After months of extensive remodeling due to water damage, the Ava Gardner Museum in Downtown Smithfield will re-open to the public with regular hours this Saturday. "The grand re-opening will unveil not only a practically new museum but will include the debut of the costume exhibit as well as many rarely seen items now on display," reads the announcement. Starting Saturday, the museum's regular hours will be 9:30-4:30 Monday-Friday, 9-5 Saturday, 2-5 Sunday. Admission prices are $12 for adults; $10 for seniors (65+), military personnel, teenagers (13-17), and groups of 10 or more; and $8 for children (6-12).

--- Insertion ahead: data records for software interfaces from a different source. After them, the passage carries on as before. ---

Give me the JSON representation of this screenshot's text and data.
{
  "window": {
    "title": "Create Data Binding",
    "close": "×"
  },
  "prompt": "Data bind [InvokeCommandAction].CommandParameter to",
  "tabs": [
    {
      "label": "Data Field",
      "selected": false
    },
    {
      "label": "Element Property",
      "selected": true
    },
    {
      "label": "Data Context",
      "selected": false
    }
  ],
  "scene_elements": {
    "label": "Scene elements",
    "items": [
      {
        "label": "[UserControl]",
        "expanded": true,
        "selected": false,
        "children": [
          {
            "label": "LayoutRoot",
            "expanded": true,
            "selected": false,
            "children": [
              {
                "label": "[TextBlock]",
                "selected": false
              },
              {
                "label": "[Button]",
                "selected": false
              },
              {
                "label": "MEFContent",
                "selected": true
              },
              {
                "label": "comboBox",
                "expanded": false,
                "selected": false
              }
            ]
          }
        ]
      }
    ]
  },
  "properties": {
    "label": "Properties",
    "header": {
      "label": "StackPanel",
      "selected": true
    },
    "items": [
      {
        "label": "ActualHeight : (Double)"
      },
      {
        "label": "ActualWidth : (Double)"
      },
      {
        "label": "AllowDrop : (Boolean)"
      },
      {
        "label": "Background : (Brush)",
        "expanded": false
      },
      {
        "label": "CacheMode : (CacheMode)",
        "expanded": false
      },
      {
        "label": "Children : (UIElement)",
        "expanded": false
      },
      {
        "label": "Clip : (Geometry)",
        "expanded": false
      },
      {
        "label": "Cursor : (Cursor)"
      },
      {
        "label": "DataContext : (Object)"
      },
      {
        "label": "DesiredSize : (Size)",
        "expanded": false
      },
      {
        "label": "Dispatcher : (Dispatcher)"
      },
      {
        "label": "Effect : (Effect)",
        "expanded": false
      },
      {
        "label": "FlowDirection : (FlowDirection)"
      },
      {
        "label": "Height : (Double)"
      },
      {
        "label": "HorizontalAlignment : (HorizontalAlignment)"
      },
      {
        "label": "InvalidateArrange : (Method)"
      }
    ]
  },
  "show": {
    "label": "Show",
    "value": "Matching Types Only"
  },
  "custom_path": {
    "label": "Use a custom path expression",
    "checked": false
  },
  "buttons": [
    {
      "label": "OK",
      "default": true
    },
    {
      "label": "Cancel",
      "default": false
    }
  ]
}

DOWNTOWN DINING IN THE STREET THIS FRIDAY
Nate Brown and his Rhythms of Soul (played on steel drums) will be the featured entertainer during this Friday's Third StrEATery event Downtown. From 6 to 9 p.m. folks are invited free of charge to visit the 100 block of South Third Street that will be closed to vehicular traffic. Tables will be set up for eating take-out meals from nearby restaurants. The event will be staged every other Friday through July.
SMITHFIELD-SELMA HIGH'S GRADUATION MAY 28
SSS will hold a traditional graduation ceremony for the Class of 2021 at 7 p.m. Friday, May 28 at Charles Tucker Stadium, weather permitting. Last year's ceremony was conducted as a drive-thru event because of the coronavirus pandemic.
DEATHS & FUNERALS
Each week we post links to obituaries about persons who have died during the past week. We monitor the websites of local funeral homes to compile our list, and we welcome links provided by readers to obituaries of persons with Smithfield connections who have died outside our immediate area....
LUCILLE LEE CROCKER, 87 - died May 18
ANNIE VICTORIA MANNING, 95 - died May 17
TINA GODFREY RENFROW, 79 - died May 17
DELOIS ELIZABETH ALFORD SPELLMAN, 71 - died May 16
OFFIE LYNN (LINK) DUBLIN, 88 - died May 15
VIOLET BOYETTE STARLING, 61 - died May 13
RUDY FRANKLIN CREECH, 70 - died May 12
EDWARD FRANK (SHOT) JONES, 87 - died May 12
BENJAMIN JAMES PEEDIN, 34 - died May 12
JOHNNY FREDERICK TOOLE, 73 - died May 12
THAT'S THE WAY IT WAS